## THE TASK:
Your reply must be one number: the count of lines in the data below that contain "glyph".

====== LISTED RECORDS ======

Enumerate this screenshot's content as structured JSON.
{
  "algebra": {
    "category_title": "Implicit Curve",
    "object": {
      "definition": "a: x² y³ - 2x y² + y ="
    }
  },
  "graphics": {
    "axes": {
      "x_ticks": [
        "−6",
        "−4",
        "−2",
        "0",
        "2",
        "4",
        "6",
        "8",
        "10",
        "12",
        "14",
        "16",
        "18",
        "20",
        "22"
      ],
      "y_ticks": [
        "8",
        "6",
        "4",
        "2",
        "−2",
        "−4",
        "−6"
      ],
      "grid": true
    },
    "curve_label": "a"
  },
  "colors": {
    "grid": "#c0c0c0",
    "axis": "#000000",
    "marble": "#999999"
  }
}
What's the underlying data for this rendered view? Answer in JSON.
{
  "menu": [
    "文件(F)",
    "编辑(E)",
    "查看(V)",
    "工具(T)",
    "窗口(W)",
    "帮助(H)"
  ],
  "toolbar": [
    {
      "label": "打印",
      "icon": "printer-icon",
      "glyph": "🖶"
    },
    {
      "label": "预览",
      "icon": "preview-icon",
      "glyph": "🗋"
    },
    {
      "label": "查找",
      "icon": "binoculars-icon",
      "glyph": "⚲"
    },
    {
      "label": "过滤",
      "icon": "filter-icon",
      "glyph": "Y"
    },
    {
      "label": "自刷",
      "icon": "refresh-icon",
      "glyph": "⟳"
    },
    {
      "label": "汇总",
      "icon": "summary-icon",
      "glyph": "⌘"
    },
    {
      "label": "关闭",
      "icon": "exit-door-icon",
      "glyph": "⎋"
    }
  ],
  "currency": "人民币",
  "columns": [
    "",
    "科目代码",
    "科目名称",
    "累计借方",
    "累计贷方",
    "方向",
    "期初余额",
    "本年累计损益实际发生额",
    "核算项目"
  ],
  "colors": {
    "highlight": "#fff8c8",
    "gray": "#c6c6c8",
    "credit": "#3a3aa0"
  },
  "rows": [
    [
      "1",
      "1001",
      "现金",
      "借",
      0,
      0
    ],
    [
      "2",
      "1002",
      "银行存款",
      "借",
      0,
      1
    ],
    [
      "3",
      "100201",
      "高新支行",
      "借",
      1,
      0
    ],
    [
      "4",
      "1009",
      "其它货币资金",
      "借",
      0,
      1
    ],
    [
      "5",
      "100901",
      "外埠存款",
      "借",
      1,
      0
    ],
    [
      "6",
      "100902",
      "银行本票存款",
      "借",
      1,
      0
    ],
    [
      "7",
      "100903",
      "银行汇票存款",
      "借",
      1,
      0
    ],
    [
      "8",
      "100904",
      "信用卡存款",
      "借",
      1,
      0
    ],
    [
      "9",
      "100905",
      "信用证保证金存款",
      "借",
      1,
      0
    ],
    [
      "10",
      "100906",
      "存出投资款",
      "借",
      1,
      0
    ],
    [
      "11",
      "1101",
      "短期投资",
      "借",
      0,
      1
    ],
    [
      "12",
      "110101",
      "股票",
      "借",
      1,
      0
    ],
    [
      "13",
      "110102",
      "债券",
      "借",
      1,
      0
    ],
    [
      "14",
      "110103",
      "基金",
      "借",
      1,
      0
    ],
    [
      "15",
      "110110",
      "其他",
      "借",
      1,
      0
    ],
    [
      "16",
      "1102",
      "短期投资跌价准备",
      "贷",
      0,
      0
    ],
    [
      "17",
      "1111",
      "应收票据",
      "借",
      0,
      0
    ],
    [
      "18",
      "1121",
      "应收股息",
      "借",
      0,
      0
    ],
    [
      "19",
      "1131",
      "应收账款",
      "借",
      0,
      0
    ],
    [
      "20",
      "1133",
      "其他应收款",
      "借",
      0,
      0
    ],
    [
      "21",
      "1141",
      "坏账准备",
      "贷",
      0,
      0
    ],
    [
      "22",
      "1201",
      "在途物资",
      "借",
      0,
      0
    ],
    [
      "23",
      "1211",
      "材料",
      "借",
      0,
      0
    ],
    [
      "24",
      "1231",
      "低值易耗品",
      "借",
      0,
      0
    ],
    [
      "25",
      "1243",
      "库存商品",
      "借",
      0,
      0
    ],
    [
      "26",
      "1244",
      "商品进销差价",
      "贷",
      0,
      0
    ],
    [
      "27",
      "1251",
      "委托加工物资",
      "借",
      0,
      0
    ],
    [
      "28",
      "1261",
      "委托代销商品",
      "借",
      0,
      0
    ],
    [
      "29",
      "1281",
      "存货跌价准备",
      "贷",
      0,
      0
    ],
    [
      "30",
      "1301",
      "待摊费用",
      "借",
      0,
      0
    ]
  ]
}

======

## OUTPUT OF THE EXERCISE:
7